Philippe Adapoe, Save the Children Rwanda Country Director, said in the statement: “Rwanda has made this great progress due to strong Government leadership that forces accountability and encourages local level authorities to ensure great progress in all sectors including health, education and child protection.”
He added: “The Government of Rwanda in partnership with Rwandan people, civil societies and development partners has been working to improve health systems, investing in education, strengthening legal frameworks, and empowering children to make life choices that set them on a path to realize their full potential”.
The report says that “major health sector reforms and investments in Rwanda have built up the health workforce, increased immunisation coverage and increased exclusive breastfeeding, among other advances. Improved socioeconomic conditions have also been important for Rwanda’s success.”
But there is still more work to do, warns Save the Children’s Philippe Adapoe. “The progress is outstanding. But there are still many stunted children and other missing out on education. We need to keep the momentum to ensure every Rwandan child accesses quality education, health and is protected.”
In the region, the report says that, while substantial progress has been made, the under-5 mortality rate remains high overall, with 59 deaths per 1,000 live births.
Globally, the highest under-5 mortality rate was found in Somalia, with one child in eight dying before their 5th birthday.
South Sudan also remained in the global top ten for under-5 mortality.
But the report generally paints a positive picture, indicating that at least 280 million children around the world have a better chance to grow up healthy, educated and safe than at any time in the past two decades.
“In the year 2000, an estimated 970 million children were robbed of their childhoods due to ‘childhood enders’. That number today has been reduced to 690 million – meaning that at least 280 million children are better off today than they would have been two decades ago.”
Together, China and India account for more than half of the global decline in stunting alone.

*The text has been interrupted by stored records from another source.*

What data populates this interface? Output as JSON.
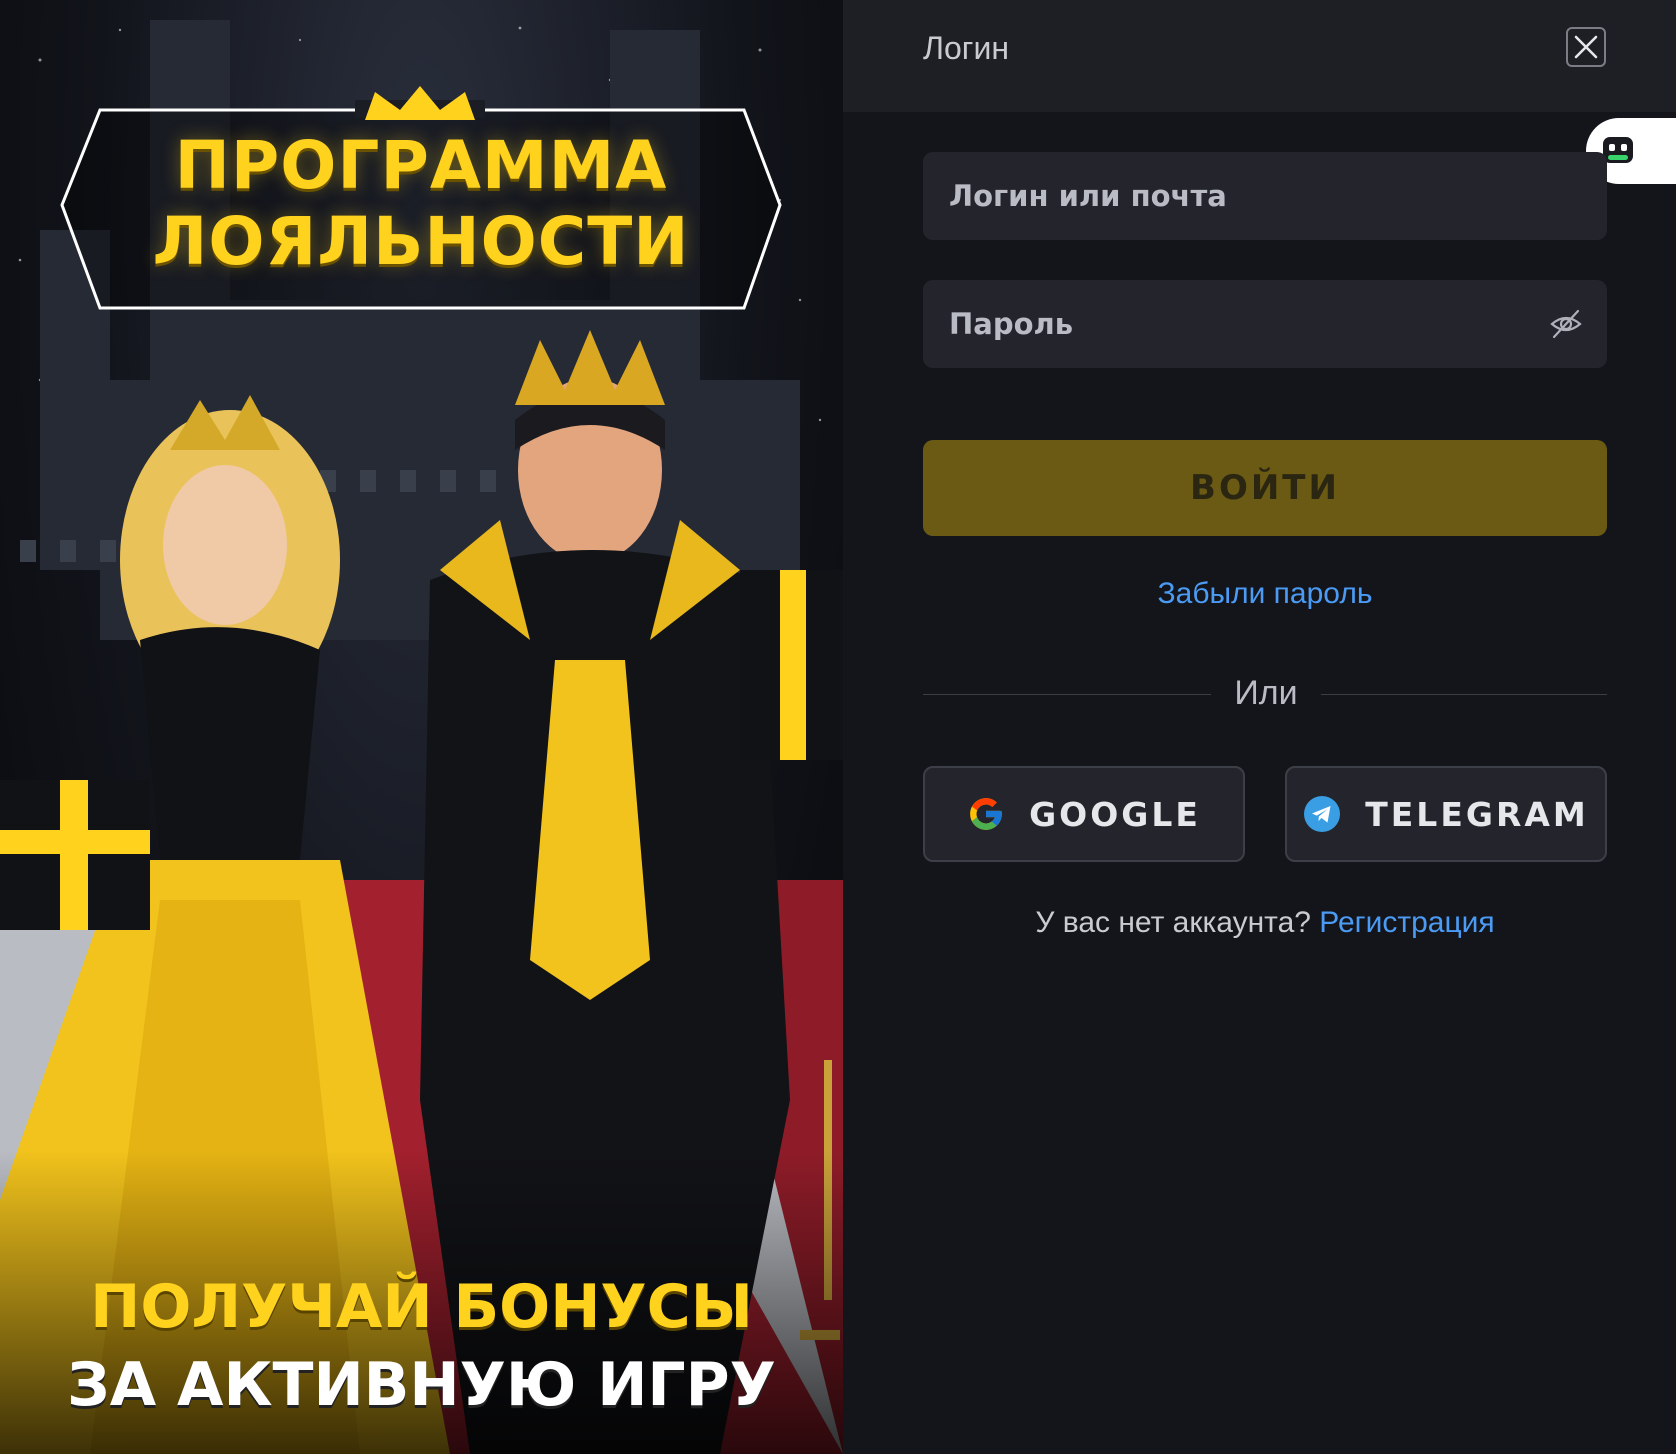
{
  "promo": {
    "title_line1": "ПРОГРАММА",
    "title_line2": "ЛОЯЛЬНОСТИ",
    "bottom_line1": "ПОЛУЧАЙ БОНУСЫ",
    "bottom_line2": "ЗА АКТИВНУЮ ИГРУ",
    "accent_color": "#ffd21e"
  },
  "header": {
    "title": "Логин",
    "close_icon": "close-icon"
  },
  "form": {
    "login_placeholder": "Логин или почта",
    "password_placeholder": "Пароль",
    "password_toggle_icon": "eye-off-icon",
    "submit_label": "ВОЙТИ",
    "forgot_label": "Забыли пароль",
    "divider_label": "Или"
  },
  "social": {
    "google_label": "GOOGLE",
    "telegram_label": "TELEGRAM"
  },
  "register": {
    "question": "У вас нет аккаунта?",
    "link": "Регистрация"
  },
  "colors": {
    "panel_bg": "#14151a",
    "header_bg": "#1e1f25",
    "field_bg": "#24252c",
    "submit_bg": "#6b5a14",
    "link": "#4b9bf5"
  }
}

Of the eight ‘childhood enders’ examined in the report, displacement due to conflict is the only one on the rise globally, with 30.5 million more forcibly displaced people now than there were in 2000, an 80 percent increase, it adds.
The report includes the annual End of Childhood Index, which finds that circumstances for children have significantly improved in over 70% of the 24 countries in the East and Southern Africa since 2000.